* Task instructions *
A faithful, complete copy of the entries is the sole expected answer.

* Provided information *
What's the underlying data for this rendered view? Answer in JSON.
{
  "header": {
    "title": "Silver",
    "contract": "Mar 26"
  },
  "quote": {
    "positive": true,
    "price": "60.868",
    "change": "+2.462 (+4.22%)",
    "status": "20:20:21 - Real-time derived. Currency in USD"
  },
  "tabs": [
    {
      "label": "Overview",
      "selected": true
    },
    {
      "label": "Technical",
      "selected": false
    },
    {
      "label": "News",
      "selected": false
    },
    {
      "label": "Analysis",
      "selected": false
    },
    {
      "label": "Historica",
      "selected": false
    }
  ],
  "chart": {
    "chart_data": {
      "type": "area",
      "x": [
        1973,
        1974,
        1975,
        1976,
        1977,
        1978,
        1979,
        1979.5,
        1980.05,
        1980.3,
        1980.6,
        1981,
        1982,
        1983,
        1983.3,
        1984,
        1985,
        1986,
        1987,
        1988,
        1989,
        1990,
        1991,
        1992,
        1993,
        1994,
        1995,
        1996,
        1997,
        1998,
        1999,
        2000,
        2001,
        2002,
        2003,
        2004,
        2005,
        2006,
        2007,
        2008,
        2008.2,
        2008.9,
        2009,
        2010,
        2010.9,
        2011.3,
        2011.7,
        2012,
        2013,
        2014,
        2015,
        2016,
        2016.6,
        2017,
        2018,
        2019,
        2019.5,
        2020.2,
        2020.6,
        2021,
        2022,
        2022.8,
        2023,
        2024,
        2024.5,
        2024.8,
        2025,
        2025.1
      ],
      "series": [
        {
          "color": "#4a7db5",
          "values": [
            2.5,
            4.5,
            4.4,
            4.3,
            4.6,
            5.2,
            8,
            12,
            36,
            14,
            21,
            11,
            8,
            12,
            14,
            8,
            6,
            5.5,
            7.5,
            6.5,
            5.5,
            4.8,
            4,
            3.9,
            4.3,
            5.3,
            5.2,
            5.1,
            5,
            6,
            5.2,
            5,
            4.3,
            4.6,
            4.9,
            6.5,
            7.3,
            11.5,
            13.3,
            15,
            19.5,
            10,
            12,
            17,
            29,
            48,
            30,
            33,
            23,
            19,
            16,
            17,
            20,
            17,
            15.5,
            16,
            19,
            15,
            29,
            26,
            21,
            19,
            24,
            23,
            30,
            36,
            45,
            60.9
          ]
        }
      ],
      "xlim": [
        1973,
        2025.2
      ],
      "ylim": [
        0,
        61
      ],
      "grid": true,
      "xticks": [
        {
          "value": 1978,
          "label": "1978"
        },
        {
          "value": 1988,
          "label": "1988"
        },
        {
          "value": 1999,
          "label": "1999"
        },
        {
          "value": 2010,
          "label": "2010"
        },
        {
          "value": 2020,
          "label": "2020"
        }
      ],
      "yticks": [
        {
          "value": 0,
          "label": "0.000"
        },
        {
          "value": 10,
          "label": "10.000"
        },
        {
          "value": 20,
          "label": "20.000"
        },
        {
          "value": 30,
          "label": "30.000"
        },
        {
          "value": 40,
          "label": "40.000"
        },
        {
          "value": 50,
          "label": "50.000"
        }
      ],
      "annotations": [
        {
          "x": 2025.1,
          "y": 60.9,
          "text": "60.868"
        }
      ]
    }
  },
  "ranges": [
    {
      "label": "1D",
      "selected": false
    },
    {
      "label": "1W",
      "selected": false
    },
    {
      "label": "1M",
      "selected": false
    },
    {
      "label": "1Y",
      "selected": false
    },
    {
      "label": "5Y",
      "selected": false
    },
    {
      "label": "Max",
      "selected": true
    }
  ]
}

* Reply to the task *
What's the underlying data for this rendered view? Answer in JSON.
{
  "header": {
    "title": "Silver",
    "contract": "Mar 26"
  },
  "quote": {
    "positive": true,
    "price": "60.868",
    "change": "+2.462 (+4.22%)",
    "status": "20:20:21 - Real-time derived. Currency in USD"
  },
  "tabs": [
    {
      "label": "Overview",
      "selected": true
    },
    {
      "label": "Technical",
      "selected": false
    },
    {
      "label": "News",
      "selected": false
    },
    {
      "label": "Analysis",
      "selected": false
    },
    {
      "label": "Historica",
      "selected": false
    }
  ],
  "chart": {
    "chart_data": {
      "type": "area",
      "x": [
        1973,
        1974,
        1975,
        1976,
        1977,
        1978,
        1979,
        1979.5,
        1980.05,
        1980.3,
        1980.6,
        1981,
        1982,
        1983,
        1983.3,
        1984,
        1985,
        1986,
        1987,
        1988,
        1989,
        1990,
        1991,
        1992,
        1993,
        1994,
        1995,
        1996,
        1997,
        1998,
        1999,
        2000,
        2001,
        2002,
        2003,
        2004,
        2005,
        2006,
        2007,
        2008,
        2008.2,
        2008.9,
        2009,
        2010,
        2010.9,
        2011.3,
        2011.7,
        2012,
        2013,
        2014,
        2015,
        2016,
        2016.6,
        2017,
        2018,
        2019,
        2019.5,
        2020.2,
        2020.6,
        2021,
        2022,
        2022.8,
        2023,
        2024,
        2024.5,
        2024.8,
        2025,
        2025.1
      ],
      "series": [
        {
          "color": "#4a7db5",
          "values": [
            2.5,
            4.5,
            4.4,
            4.3,
            4.6,
            5.2,
            8,
            12,
            36,
            14,
            21,
            11,
            8,
            12,
            14,
            8,
            6,
            5.5,
            7.5,
            6.5,
            5.5,
            4.8,
            4,
            3.9,
            4.3,
            5.3,
            5.2,
            5.1,
            5,
            6,
            5.2,
            5,
            4.3,
            4.6,
            4.9,
            6.5,
            7.3,
            11.5,
            13.3,
            15,
            19.5,
            10,
            12,
            17,
            29,
            48,
            30,
            33,
            23,
            19,
            16,
            17,
            20,
            17,
            15.5,
            16,
            19,
            15,
            29,
            26,
            21,
            19,
            24,
            23,
            30,
            36,
            45,
            60.9
          ]
        }
      ],
      "xlim": [
        1973,
        2025.2
      ],
      "ylim": [
        0,
        61
      ],
      "grid": true,
      "xticks": [
        {
          "value": 1978,
          "label": "1978"
        },
        {
          "value": 1988,
          "label": "1988"
        },
        {
          "value": 1999,
          "label": "1999"
        },
        {
          "value": 2010,
          "label": "2010"
        },
        {
          "value": 2020,
          "label": "2020"
        }
      ],
      "yticks": [
        {
          "value": 0,
          "label": "0.000"
        },
        {
          "value": 10,
          "label": "10.000"
        },
        {
          "value": 20,
          "label": "20.000"
        },
        {
          "value": 30,
          "label": "30.000"
        },
        {
          "value": 40,
          "label": "40.000"
        },
        {
          "value": 50,
          "label": "50.000"
        }
      ],
      "annotations": [
        {
          "x": 2025.1,
          "y": 60.9,
          "text": "60.868"
        }
      ]
    }
  },
  "ranges": [
    {
      "label": "1D",
      "selected": false
    },
    {
      "label": "1W",
      "selected": false
    },
    {
      "label": "1M",
      "selected": false
    },
    {
      "label": "1Y",
      "selected": false
    },
    {
      "label": "5Y",
      "selected": false
    },
    {
      "label": "Max",
      "selected": true
    }
  ]
}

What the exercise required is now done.